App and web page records
——
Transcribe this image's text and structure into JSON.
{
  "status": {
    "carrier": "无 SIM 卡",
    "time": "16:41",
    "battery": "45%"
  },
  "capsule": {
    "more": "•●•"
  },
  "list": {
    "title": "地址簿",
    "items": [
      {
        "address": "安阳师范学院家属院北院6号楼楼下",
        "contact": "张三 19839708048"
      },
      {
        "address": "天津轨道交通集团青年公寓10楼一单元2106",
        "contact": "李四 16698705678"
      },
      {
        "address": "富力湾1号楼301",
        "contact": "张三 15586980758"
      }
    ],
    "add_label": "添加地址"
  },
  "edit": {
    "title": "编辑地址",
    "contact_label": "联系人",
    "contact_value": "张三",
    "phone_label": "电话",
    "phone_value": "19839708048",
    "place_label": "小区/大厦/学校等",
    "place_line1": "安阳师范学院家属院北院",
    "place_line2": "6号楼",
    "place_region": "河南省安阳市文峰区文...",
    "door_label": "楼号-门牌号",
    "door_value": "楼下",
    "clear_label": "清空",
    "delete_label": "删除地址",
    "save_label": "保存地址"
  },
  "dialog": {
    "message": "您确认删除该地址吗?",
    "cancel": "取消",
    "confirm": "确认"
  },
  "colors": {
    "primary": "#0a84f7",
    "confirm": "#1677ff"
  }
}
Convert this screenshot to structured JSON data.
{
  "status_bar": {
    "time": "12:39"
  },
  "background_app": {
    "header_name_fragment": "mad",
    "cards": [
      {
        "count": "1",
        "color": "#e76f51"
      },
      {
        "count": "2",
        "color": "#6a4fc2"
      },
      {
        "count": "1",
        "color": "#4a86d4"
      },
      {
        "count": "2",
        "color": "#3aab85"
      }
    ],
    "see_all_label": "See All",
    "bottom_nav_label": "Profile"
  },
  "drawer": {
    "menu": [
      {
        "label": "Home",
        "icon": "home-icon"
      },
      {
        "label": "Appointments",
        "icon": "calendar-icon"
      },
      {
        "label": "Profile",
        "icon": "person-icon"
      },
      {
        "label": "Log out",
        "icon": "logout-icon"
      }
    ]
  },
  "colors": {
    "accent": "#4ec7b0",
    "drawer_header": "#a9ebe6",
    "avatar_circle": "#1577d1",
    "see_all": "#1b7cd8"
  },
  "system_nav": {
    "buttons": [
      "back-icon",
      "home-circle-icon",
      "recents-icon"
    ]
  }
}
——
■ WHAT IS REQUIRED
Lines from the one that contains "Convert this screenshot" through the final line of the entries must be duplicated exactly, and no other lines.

■ EXERCISE ANSWER
Convert this screenshot to structured JSON data.
{
  "status_bar": {
    "time": "12:39"
  },
  "background_app": {
    "header_name_fragment": "mad",
    "cards": [
      {
        "count": "1",
        "color": "#e76f51"
      },
      {
        "count": "2",
        "color": "#6a4fc2"
      },
      {
        "count": "1",
        "color": "#4a86d4"
      },
      {
        "count": "2",
        "color": "#3aab85"
      }
    ],
    "see_all_label": "See All",
    "bottom_nav_label": "Profile"
  },
  "drawer": {
    "menu": [
      {
        "label": "Home",
        "icon": "home-icon"
      },
      {
        "label": "Appointments",
        "icon": "calendar-icon"
      },
      {
        "label": "Profile",
        "icon": "person-icon"
      },
      {
        "label": "Log out",
        "icon": "logout-icon"
      }
    ]
  },
  "colors": {
    "accent": "#4ec7b0",
    "drawer_header": "#a9ebe6",
    "avatar_circle": "#1577d1",
    "see_all": "#1b7cd8"
  },
  "system_nav": {
    "buttons": [
      "back-icon",
      "home-circle-icon",
      "recents-icon"
    ]
  }
}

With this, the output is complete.